The Jewish tradition has been adamant that we must not inflict needless suffering on animals and the Ohr Hachaim Hakadosh says, “we have no right to kill an animal needlessly,” (Leviticus 17:11). But, of course, when it comes to saving human lives, Jewish authorities will argue that animal suffering in medical research can be necessary. The Rema was specific (Even Ha-Ezer 5:19 in the name of the Terumat Ha-Deshen 105): “For any medical or other need, there is no prohibition of tzaar ba’alei chayim (causing pain to an animal). It is therefore permitted to pull out the feathers from a live duck, and there is no concern for tzaar baalei chayim.” However, the Rema adds, “nonetheless, the custom is to refrain from this practice [of pulling out feathers], because it is cruel.”
Rabbi Samson Raphael Hirsch said, “here you are faced with God’s teaching, which obliges you not only to refrain from inflicting unnecessary pain on any animal, but to help and, when you can, to lessen the pain whenever you see an animal suffering, even through no fault of yours,” (Horeb, Chapter 60, Sect. 416). It’s taught in the Minchat Chinuch (80) that “there is not only a prohibition of causing pain to animals, but there is also an obligation to prevent their pain wherever possible.” While there may be a right to conduct animal testing to produce life-saving research, there is still a duty to reduce all animal suffering at all costs.
There is no justification today to test cosmetics or non-essential products on animals.
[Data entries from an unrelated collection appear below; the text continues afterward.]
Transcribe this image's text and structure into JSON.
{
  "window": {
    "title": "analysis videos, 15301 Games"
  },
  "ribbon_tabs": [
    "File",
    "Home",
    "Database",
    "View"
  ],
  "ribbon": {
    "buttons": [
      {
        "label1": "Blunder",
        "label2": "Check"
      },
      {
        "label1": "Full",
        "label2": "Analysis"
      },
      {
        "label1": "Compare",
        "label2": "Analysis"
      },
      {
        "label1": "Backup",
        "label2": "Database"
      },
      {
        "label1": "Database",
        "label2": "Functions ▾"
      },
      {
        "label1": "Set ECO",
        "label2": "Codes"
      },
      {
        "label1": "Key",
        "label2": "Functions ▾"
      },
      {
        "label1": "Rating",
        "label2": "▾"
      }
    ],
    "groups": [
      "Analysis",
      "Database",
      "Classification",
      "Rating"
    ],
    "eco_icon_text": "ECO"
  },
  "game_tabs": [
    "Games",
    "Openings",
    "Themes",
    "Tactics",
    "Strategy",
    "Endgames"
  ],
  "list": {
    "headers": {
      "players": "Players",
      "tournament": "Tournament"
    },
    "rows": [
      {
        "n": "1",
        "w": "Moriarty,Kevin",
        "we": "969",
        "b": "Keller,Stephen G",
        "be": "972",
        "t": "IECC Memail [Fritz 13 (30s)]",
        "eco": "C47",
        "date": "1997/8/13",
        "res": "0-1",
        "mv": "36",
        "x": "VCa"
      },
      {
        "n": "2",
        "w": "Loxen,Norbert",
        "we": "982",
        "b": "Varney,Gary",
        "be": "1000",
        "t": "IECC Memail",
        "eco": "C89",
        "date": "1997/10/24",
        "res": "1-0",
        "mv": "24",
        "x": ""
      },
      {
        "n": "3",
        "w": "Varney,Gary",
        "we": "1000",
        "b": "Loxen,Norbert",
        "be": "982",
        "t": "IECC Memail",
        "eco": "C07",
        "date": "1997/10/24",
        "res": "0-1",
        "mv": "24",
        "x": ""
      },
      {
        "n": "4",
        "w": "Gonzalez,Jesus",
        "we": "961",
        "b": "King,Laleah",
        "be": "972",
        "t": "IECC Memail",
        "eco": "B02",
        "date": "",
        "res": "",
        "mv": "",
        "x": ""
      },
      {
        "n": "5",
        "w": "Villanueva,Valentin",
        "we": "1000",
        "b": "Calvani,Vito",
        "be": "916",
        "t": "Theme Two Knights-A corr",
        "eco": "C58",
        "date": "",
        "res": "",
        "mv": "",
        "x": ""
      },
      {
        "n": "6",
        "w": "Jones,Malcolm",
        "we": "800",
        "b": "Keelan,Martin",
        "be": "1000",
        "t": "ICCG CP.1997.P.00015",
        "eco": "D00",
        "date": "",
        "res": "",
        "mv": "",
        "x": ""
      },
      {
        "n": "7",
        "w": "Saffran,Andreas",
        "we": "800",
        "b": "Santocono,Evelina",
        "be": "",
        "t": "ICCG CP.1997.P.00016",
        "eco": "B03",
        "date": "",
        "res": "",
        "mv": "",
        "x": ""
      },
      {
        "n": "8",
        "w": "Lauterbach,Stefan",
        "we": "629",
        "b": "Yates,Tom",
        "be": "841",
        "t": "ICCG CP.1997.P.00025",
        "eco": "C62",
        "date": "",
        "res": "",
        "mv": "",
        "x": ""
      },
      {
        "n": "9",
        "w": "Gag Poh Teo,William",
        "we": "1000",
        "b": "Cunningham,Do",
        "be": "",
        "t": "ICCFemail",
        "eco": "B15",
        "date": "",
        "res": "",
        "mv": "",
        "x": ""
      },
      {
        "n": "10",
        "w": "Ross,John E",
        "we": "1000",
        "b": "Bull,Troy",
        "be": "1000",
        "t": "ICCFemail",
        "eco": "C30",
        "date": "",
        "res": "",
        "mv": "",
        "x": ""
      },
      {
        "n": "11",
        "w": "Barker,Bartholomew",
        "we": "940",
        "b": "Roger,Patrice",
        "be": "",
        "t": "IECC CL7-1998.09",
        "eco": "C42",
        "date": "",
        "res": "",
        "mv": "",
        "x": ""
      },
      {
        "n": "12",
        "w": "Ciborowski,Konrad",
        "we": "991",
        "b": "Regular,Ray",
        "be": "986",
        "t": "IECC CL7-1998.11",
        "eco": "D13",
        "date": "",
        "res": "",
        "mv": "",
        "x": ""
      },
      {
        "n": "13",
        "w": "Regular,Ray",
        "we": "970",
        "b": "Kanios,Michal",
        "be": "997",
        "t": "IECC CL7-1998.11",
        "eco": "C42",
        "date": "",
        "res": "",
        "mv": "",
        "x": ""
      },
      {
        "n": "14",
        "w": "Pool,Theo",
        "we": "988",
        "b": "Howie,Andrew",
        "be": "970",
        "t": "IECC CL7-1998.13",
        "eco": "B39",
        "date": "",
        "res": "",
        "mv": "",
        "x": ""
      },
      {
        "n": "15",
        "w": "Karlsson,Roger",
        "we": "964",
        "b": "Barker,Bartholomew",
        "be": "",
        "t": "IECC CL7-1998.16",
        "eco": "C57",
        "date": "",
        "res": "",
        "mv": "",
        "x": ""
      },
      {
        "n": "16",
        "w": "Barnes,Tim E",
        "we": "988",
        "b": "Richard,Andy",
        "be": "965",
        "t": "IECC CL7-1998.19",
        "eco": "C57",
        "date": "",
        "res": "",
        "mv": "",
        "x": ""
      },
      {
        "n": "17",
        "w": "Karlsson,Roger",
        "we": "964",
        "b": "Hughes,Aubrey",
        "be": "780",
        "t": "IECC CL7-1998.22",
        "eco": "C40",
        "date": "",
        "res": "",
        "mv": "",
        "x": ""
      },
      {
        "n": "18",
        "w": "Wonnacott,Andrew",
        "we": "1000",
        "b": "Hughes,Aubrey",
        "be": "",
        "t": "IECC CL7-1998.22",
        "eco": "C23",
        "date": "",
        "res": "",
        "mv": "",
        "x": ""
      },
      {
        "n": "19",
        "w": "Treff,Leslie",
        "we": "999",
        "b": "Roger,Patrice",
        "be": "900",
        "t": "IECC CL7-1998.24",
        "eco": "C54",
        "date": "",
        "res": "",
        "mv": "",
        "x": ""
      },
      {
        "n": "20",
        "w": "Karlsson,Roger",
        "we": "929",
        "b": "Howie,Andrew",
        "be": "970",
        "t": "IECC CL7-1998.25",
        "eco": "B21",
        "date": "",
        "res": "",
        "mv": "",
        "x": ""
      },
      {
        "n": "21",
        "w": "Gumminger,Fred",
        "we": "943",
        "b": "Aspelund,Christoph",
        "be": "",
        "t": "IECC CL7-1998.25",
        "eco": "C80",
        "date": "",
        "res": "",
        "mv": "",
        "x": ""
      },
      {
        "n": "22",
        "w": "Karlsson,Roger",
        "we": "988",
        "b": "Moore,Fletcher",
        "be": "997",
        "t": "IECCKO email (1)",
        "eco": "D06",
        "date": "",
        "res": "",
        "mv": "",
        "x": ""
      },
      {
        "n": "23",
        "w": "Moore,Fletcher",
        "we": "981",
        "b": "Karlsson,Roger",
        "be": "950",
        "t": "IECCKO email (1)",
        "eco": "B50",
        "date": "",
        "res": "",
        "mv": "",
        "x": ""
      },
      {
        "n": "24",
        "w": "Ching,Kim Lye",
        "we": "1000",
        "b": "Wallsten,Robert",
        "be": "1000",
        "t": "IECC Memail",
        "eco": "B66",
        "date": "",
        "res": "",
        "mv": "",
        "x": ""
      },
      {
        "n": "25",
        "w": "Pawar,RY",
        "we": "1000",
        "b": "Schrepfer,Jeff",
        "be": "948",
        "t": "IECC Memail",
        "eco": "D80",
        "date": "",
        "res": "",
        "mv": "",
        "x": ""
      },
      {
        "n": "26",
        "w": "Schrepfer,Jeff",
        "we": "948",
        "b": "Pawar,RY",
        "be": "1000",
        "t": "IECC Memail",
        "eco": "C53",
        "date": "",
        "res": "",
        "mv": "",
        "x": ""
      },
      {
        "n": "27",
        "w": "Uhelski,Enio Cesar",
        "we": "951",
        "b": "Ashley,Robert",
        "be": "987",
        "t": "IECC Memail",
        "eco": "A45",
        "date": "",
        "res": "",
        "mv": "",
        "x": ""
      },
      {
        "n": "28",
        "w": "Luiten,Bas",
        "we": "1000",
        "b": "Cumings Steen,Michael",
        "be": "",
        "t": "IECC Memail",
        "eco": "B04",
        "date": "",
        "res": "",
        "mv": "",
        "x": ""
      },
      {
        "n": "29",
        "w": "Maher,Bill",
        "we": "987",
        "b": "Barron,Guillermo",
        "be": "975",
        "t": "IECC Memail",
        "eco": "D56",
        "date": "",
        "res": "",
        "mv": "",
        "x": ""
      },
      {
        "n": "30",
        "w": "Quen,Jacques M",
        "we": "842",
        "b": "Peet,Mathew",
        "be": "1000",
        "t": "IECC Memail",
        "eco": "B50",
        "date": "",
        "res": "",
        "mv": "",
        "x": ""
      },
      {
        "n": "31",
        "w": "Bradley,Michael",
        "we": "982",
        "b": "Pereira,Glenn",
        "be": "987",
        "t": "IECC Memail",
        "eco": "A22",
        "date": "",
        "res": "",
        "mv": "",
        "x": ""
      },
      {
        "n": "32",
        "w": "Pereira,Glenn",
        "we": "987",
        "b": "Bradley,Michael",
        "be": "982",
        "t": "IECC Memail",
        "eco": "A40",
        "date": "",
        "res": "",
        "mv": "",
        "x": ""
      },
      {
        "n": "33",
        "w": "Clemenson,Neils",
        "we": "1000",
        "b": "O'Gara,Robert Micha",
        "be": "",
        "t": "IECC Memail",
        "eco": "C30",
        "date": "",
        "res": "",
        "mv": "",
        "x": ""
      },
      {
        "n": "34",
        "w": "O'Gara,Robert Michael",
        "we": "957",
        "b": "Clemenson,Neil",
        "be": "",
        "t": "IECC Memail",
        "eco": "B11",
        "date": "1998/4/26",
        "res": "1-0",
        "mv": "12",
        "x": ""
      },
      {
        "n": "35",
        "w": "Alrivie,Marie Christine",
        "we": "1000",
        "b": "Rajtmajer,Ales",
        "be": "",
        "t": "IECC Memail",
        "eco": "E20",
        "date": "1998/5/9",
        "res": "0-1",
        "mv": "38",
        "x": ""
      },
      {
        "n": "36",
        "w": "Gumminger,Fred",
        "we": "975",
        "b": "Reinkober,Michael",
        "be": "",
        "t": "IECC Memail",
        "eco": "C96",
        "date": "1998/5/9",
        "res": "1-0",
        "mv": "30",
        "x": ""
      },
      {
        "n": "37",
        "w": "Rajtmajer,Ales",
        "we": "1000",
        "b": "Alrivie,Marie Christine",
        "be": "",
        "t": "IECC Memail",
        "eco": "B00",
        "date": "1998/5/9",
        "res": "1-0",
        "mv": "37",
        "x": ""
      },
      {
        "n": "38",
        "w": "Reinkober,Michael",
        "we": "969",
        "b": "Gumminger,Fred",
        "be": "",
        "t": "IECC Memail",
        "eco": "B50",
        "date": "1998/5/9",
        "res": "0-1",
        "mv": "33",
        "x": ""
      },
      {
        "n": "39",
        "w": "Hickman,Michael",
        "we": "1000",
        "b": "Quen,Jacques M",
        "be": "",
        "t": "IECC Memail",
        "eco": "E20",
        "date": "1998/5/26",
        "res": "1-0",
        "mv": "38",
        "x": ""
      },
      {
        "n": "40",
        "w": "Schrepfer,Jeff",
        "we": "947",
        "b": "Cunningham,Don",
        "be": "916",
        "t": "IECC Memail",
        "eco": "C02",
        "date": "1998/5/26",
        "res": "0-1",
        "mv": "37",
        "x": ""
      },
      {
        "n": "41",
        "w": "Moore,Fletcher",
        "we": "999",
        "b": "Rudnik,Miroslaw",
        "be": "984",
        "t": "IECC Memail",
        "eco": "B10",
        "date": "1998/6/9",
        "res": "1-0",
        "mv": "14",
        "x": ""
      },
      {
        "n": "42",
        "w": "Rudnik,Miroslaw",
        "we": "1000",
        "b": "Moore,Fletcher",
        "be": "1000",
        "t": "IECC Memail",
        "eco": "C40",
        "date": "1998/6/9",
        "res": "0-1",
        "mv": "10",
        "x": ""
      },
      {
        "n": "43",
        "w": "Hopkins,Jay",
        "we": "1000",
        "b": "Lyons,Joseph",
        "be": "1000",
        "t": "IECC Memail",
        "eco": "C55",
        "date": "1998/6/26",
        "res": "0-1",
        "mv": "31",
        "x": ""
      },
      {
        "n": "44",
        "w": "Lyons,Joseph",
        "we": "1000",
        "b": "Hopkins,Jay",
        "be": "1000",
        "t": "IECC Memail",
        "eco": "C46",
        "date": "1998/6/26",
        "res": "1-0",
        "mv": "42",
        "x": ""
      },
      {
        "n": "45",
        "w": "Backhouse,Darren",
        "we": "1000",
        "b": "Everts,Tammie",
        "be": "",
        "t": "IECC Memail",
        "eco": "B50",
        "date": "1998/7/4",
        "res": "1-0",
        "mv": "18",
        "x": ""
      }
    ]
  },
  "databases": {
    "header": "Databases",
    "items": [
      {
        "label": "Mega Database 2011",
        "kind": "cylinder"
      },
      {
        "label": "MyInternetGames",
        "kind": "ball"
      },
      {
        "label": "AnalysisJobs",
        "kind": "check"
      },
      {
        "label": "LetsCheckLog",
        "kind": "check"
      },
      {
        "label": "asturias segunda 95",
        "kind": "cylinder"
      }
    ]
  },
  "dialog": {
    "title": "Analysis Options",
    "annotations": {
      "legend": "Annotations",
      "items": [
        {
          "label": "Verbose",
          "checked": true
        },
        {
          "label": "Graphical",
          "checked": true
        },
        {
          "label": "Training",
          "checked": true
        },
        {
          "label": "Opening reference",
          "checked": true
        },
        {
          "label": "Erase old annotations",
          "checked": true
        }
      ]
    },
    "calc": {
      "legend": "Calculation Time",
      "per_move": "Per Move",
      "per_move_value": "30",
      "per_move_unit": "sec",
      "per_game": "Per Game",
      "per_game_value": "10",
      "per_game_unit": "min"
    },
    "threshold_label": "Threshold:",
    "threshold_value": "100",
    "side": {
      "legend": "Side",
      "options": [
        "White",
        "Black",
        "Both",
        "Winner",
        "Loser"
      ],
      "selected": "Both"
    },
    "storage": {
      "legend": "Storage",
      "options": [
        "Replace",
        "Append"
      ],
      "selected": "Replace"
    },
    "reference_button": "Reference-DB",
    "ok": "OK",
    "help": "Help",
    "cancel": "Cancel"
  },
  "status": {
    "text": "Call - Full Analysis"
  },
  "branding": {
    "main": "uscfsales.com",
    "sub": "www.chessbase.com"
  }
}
Furthermore, alternative options should be explored and used when possible. We should only test on animals if absolutely necessary for potentially saving a human’s life. Pkuach nefesh (saving human life) is one of the highest Jewish values, so if animal research is the only way to achieve this goal of saving life, then Jewish law says it must be done. But suffering should always be minimized and other options should be explored. We must reject the current levels of use of animals in research without dismissing the tragic but sometimes necessary animal research itself. The United States should at least follow the standards of the European Union. Jewish leaders should be vocal that we prioritize both the best research for saving and healing humans and respect for the sentience of animals. This is what our tradition mandates.
Researchers and enforcing agencies must publicly acknowledge that the ethical concerns involving animals are significant, they must be educated about these ethical issues, and they must stop disseminating propaganda that only shows one side of the story. The animal welfare community, in turn, should give credit where it is due for industries that minimize animal testing and cruelty wherever possible. The government, businesses, and non-profit agencies should support investments in new research methodologies and alternatives to animal research that eliminate the need for animal suffering. The Jewish community should be at the forefront advocating for more ethical research and the protection of animals.
Rabbi Dr. Shmuly Yanklowitz is the Executive Director of the Valley Beit Midrash, the Founder &President of Uri L’Tzedek, the Founder and CEO of The Shamayim V’Aretz Institute and the author of “Jewish Ethics & Social Justice: A Guide for the 21st Century.” Newsweek named Rav Shmuly one of the top 50 rabbis in America.”